(Problem requirements): A line belongs in the answer only if it contains the word "image"; copy every such line from the listing below.

(Record set):
════════════════════

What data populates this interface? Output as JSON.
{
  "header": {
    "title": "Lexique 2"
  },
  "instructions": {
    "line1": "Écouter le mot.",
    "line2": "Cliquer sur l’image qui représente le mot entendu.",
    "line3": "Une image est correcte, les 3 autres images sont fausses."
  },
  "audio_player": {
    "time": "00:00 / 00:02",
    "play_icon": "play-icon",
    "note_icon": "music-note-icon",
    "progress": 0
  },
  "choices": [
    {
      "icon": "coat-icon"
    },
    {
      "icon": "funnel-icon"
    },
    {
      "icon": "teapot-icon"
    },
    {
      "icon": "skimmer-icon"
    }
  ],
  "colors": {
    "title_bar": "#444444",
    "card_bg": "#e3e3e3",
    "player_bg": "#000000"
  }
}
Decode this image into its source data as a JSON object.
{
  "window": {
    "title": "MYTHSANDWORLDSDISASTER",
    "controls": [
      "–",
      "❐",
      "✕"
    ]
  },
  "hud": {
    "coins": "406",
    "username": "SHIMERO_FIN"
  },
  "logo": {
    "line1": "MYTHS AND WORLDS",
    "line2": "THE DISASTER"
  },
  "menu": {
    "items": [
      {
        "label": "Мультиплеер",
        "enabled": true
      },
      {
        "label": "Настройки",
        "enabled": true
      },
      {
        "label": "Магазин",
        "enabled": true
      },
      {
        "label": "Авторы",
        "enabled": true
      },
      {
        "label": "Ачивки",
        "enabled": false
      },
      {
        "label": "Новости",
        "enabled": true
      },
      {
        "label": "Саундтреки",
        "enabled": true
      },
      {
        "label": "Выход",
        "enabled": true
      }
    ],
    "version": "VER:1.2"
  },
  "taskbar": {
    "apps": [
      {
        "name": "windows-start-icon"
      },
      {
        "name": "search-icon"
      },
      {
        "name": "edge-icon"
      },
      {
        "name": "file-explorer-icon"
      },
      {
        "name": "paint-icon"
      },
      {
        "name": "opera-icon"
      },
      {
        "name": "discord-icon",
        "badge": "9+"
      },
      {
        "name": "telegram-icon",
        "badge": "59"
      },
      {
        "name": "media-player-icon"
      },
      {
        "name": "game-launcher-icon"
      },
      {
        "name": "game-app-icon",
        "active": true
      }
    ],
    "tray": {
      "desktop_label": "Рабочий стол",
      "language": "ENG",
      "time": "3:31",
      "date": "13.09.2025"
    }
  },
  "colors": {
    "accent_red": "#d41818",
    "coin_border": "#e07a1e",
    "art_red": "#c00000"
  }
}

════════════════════

(Solution for this task):
    "line2": "Cliquer sur l’image qui représente le mot entendu.",
    "line3": "Une image est correcte, les 3 autres images sont fausses."
Decode this image into its source data as a JSON object.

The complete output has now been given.